Their passion for the sport may also diminish if they’re being asked to do too much.
“In my case here, State Cup ends for these young ones end of February, beginning of March,” he says. “Our season starts the middle of July and it goes all the way to the middle of February. Non-stop besides two weeks for Christmas. When it comes to February, we have tryouts. All of March and all of April, I give them off. Parents are upset. Parents go beserk.
“The ego of the parents drives this whole female soccer phenomenon. ‘I want my daughter to be better. I want more. Give me more, give me more because I want to stick out my chest.’ That’s the mentality of the American culture.
“In May, we get together once a week, non-mandatory. And we play in two tournaments, non-mandatory in May, just to get a little bit of team chemistry with the new players. End of May, I give them another six weeks off and parents are going crazy. The kids, when they’re 17, 18, they come back to me and they thank me for those six weeks I gave them off when they were young. Because they’re so burned out.”

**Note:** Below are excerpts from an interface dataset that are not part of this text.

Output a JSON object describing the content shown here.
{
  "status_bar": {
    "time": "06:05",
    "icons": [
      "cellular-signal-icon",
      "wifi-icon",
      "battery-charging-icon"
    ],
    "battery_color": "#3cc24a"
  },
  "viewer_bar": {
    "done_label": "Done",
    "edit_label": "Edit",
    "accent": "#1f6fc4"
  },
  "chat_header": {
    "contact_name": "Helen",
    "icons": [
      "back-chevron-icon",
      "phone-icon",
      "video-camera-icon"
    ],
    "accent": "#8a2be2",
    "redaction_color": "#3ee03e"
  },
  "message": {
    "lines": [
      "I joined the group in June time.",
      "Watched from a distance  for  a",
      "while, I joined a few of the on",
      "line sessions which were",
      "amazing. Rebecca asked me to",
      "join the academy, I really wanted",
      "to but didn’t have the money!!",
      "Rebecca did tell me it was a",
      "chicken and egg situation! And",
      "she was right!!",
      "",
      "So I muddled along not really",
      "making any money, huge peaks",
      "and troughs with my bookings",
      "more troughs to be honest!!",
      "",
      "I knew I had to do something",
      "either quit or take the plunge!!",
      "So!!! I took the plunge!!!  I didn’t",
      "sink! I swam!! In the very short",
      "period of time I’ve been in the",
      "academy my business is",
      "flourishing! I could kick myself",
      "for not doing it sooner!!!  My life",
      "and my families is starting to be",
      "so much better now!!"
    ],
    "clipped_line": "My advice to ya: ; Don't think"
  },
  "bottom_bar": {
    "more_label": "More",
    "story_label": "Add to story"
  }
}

(Tad Bobak, the co-director of the So Cal Blues, was born in Rio de Janeiro in 1950. He spent the first 12 years of his life in Brazil and then lived in Europe for nine years before moving in 1971 to California, where he started his coaching career in AYSO in 1972. He started coaching club soccer in 1974 and helped start, along with Marine Cano, the Cal-South Girls Olympic Development Program in 1982. Bobak coached girls ODP for 18 years. He also coached women’s amateur adult club soccer for 15 years, winning a USASA national title in 2002. In 1979, he volunteered to be the L.A. Aztecs’ equipment manager so he could observe legendary Dutch coach Rinus Michels train the likes of Johan Cruyff. In 1986, Bobak coached Fram-Culver, which included future Hall of Famer Marcelo Balboa, to the McGuire Cup boys U-19 national title. Bobak also had stints as a men’s assistant coach at UCLA and men’s assistant coach at Cal State L.A., as well as the head women’s coach at UC Santa Barbara. Bobak co-founded the So Cal Blues with Larry Draluck in 1990. Bobak won US Youth Soccer girls national titles in 2000 (U-16) and 2007 (U-15).)